Directions:
Find the word "сесия" in the records and copy every line where it occurs.

The data:
######
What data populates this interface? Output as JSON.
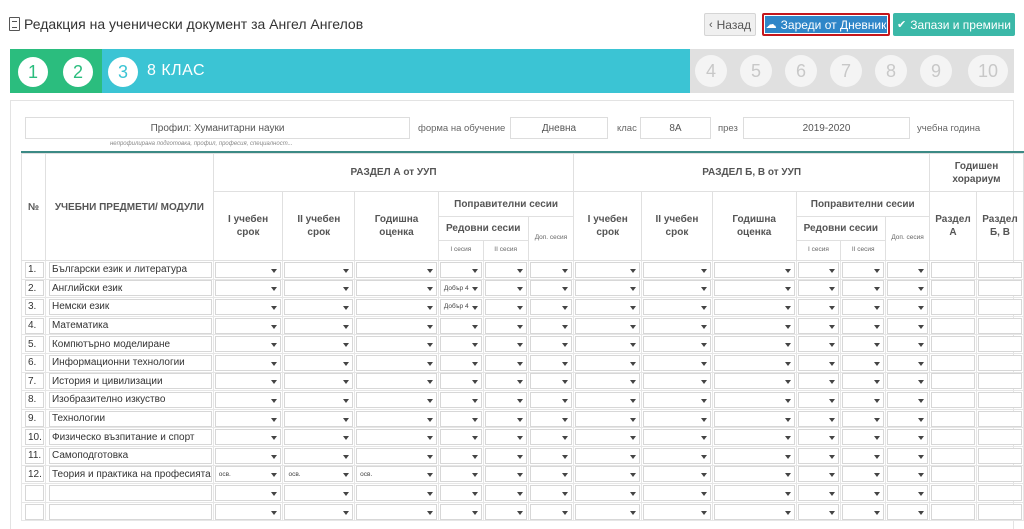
{
  "header": {
    "title": "Редакция на ученически документ за Ангел Ангелов",
    "back_label": "Назад",
    "load_label": "Зареди от Дневник",
    "save_label": "Запази и премини"
  },
  "steps": {
    "done": [
      "1",
      "2"
    ],
    "current": "3",
    "current_label": "8 КЛАС",
    "todo": [
      "4",
      "5",
      "6",
      "7",
      "8",
      "9",
      "10"
    ]
  },
  "form": {
    "profile_value": "Профил: Хуманитарни науки",
    "profile_hint": "непрофилирана подготовка, профил, професия, специалност...",
    "study_form_label": "форма на обучение",
    "study_form_value": "Дневна",
    "class_label": "клас",
    "class_value": "8А",
    "year_label": "през",
    "year_value": "2019-2020",
    "year_suffix": "учебна година"
  },
  "table": {
    "col_no": "№",
    "col_subjects": "УЧЕБНИ ПРЕДМЕТИ/ МОДУЛИ",
    "section_a": "РАЗДЕЛ А от УУП",
    "section_b": "РАЗДЕЛ Б, В от УУП",
    "annual_hours": "Годишен хорариум",
    "term1": "I учебен срок",
    "term2": "II учебен срок",
    "annual_grade": "Годишна оценка",
    "makeup": "Поправителни сесии",
    "regular": "Редовни сесии",
    "extra": "Доп. сесия",
    "session1": "I сесия",
    "session2": "II сесия",
    "hours_a": "Раздел А",
    "hours_b": "Раздел Б, В",
    "rows": [
      {
        "no": "1.",
        "subject": "Български език и литература",
        "t1": "",
        "t2": "",
        "ann": "",
        "s1": ""
      },
      {
        "no": "2.",
        "subject": "Английски език",
        "t1": "",
        "t2": "",
        "ann": "",
        "s1": "Добър 4"
      },
      {
        "no": "3.",
        "subject": "Немски език",
        "t1": "",
        "t2": "",
        "ann": "",
        "s1": "Добър 4"
      },
      {
        "no": "4.",
        "subject": "Математика",
        "t1": "",
        "t2": "",
        "ann": "",
        "s1": ""
      },
      {
        "no": "5.",
        "subject": "Компютърно моделиране",
        "t1": "",
        "t2": "",
        "ann": "",
        "s1": ""
      },
      {
        "no": "6.",
        "subject": "Информационни технологии",
        "t1": "",
        "t2": "",
        "ann": "",
        "s1": ""
      },
      {
        "no": "7.",
        "subject": "История и цивилизации",
        "t1": "",
        "t2": "",
        "ann": "",
        "s1": ""
      },
      {
        "no": "8.",
        "subject": "Изобразително изкуство",
        "t1": "",
        "t2": "",
        "ann": "",
        "s1": ""
      },
      {
        "no": "9.",
        "subject": "Технологии",
        "t1": "",
        "t2": "",
        "ann": "",
        "s1": ""
      },
      {
        "no": "10.",
        "subject": "Физическо възпитание и спорт",
        "t1": "",
        "t2": "",
        "ann": "",
        "s1": ""
      },
      {
        "no": "11.",
        "subject": "Самоподготовка",
        "t1": "",
        "t2": "",
        "ann": "",
        "s1": ""
      },
      {
        "no": "12.",
        "subject": "Теория и практика на професията",
        "t1": "осв.",
        "t2": "осв.",
        "ann": "осв.",
        "s1": ""
      },
      {
        "no": "",
        "subject": "",
        "t1": "",
        "t2": "",
        "ann": "",
        "s1": ""
      },
      {
        "no": "",
        "subject": "",
        "t1": "",
        "t2": "",
        "ann": "",
        "s1": ""
      }
    ]
  }
}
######
Expected answer:
    "extra": "Доп. сесия",
    "session1": "I сесия",
    "session2": "II сесия",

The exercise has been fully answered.